Your approach can be as simple as a checklist shared with every team member. Or it can be customized software integrated into your company’s enterprise management system. In between are a growing number of applications that might be suited to your situation.

Some companies add project management staff, but we prefer the lower overhead approach of training existing staff in project management. If you do few projects or just want to get moving, you might prefer to select an automation partner with proven project execution capability.

Whatever your approach, your goal is to reduce surprises and calmly manage those certain to occur. That’s control. A consistent approach also enables you to review and improve your process.

Project preparation

The need to prepare is clear when a project requires equipment or services to be shutdown. Even if production or customers services will be uninterrupted, preparation reduces unpleasantness and delays. Procedures should include:

  • Defining achievable and meaningful objectives.

  • Reasonable expectations. Can it be done? What are we likely to get?

  • Likely costs and potential escalations.

  • Clear scope. This doesn’t mean you must bypass savings or capabilities discovered mid-project. It means being able to identify and control scope creep. 

  • Confirmed existing equipment and resources.

  • Confirmed access to all areas and ingredients, including people, electricity, water, communications, drainage, storage and entry and exit limitations.

  • A real-world schedule. Review the final time and costs similar prior projects. Be, optimistic, but also realistic.

If a shutdown is required, pre-stage what you can before hand to minimize its duration.

Communicate with acknowledgement

During the preparation phase, contact team members to verify capabilities, project roles and potential issues. This can be by group or individual meetings, phone calls or written communications.

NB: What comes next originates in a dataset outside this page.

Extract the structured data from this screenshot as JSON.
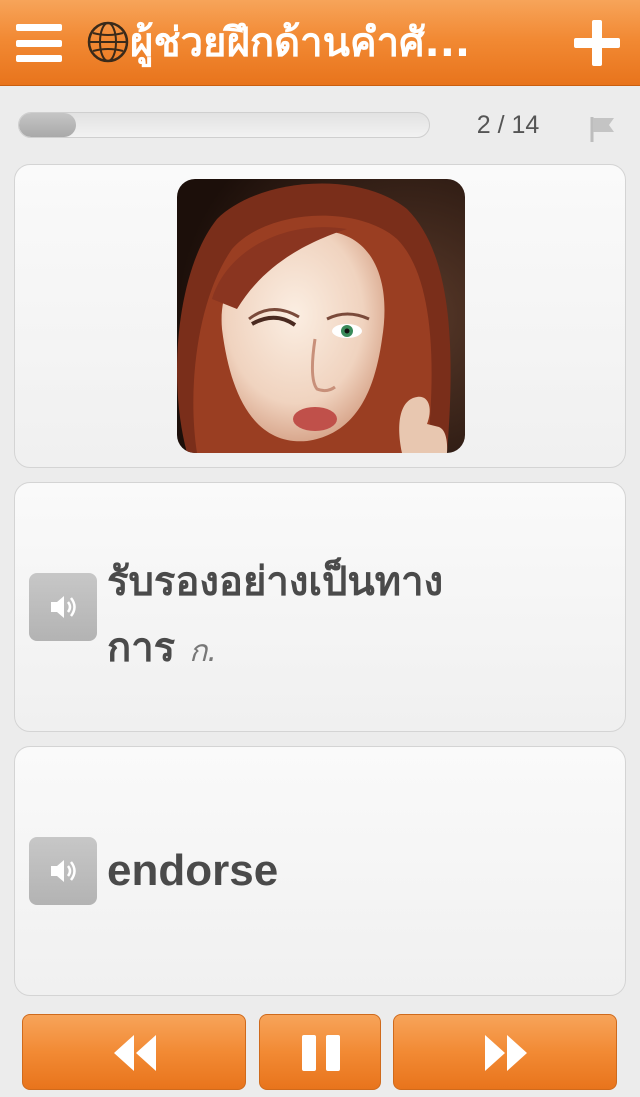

With E-mail, messages can get stuck in your out basket, deleted by spam filters and missed in the daily deluge. An on-line project collaboration center with manual (never automatic) message acknowledgment and a shared document library is a better choice.

Things will go awry. Verifiable communication procedures improve your ability to monitor, respond and move ahead. Project changes are bad if they result from poor planning. Being ready and able to identify, evaluate and select capabilities and savings uncovered along the way is highly desirable.

No system is good if people listen and read too fast for comprehension. Message senders and respondents can help by being concise and remembering that haste makes waste.

Is it worth it?

Good project management methodology helps you control costs. It also helps you reduce errors. Still, the most important benefit might be effectiveness: the ability to get meaningful work done.

Consistency, preparation and communication are your tools.